How do you know that? (Laughs) Yes, I am a freak for wrist watches and I do not have a particular brand per se. I just like the good looks of a good wrist watch. I can tell a good wrist watch from a distance. Of course, I like the Swiss collection if you ask me.The Japan movement are doing very fantastic watches too, like the Kinetic auto replay movement and all that.

When and how can some one gets on your nerves?
(Laughs) Well, back in the days when I was hot tempered it was very easy to spark me off. But today, I'm a bit mature about it and I just let go and relax. There is virtually nothing you can do to provoke me except of course if you hit me. If you hit me for what I did or what I didn't do wrong then I will get provoked.

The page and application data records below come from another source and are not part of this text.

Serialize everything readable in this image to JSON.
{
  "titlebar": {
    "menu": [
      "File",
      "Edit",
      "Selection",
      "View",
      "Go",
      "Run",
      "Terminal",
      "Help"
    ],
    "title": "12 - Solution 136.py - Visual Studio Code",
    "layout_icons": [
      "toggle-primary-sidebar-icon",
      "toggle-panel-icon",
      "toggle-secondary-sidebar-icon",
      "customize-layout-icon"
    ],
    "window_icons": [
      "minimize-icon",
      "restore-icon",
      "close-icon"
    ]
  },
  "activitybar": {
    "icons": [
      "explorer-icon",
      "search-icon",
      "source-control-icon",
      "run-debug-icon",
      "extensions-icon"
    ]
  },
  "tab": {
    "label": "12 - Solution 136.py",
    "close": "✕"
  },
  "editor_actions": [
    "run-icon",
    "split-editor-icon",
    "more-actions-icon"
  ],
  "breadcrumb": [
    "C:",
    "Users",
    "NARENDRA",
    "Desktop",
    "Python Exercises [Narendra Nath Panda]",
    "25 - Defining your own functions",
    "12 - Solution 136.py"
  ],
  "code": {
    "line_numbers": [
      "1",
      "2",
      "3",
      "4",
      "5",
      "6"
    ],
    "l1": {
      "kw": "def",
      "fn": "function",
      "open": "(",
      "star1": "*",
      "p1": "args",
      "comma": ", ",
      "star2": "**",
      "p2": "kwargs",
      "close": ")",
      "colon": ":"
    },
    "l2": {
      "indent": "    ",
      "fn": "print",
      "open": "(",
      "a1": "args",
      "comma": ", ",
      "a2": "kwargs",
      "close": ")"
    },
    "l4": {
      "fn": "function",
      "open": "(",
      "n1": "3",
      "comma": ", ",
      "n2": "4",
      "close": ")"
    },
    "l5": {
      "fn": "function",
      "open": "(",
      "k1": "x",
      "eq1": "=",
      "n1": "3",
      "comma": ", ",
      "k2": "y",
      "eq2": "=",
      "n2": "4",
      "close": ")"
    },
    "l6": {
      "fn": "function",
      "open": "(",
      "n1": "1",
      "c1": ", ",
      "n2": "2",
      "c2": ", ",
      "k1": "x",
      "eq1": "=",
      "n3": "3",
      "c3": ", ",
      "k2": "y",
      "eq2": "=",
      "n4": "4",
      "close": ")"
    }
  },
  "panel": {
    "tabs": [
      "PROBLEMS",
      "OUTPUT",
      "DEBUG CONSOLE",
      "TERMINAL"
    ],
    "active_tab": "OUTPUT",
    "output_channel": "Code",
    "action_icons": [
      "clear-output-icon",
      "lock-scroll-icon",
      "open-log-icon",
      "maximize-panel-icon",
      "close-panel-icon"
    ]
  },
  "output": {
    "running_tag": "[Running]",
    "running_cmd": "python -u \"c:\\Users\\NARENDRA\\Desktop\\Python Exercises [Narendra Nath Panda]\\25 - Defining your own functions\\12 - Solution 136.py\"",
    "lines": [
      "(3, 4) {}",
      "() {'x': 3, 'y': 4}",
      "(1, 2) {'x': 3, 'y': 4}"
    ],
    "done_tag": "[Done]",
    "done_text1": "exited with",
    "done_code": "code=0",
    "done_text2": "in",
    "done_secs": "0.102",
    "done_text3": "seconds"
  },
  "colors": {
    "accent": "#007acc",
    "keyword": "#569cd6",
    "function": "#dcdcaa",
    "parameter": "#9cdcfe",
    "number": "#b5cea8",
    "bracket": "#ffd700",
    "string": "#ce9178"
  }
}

As a Sagitarian that is prone to changes, don't you feel like you don't have a style?
Yeah. I would say I don't. Because I know for myself that I am unpredictable. I stick and glue to something for a long while and you think that is what I like best and then one day I say no, I want to try this other one. I don't particularly have a style.

How do you cope with your female fans especially those who want an affair?
You know how it is especially being in a profession like acting, you can't be rude to people. But if however they come out strong, you just try to let them know that you can't do this. This is the limit I can go. Sometimes too you just try to be nice to them by letting them know you can't be married to every Nigerian. You can only be married to one person.

Lastly, I remember that once, you had to ask a producer if he was casting you because of your looks or because of what you can do. If you remember that experience could you let us into what transpired?

I have difficulty in remembering that now but it depended on the character. If what the character requires is good looks or a down trodden village boy or street kid- that is what would make me ask that kind of question. Otherwise, I don't think it's all about good looks for you to perform. I don't think so.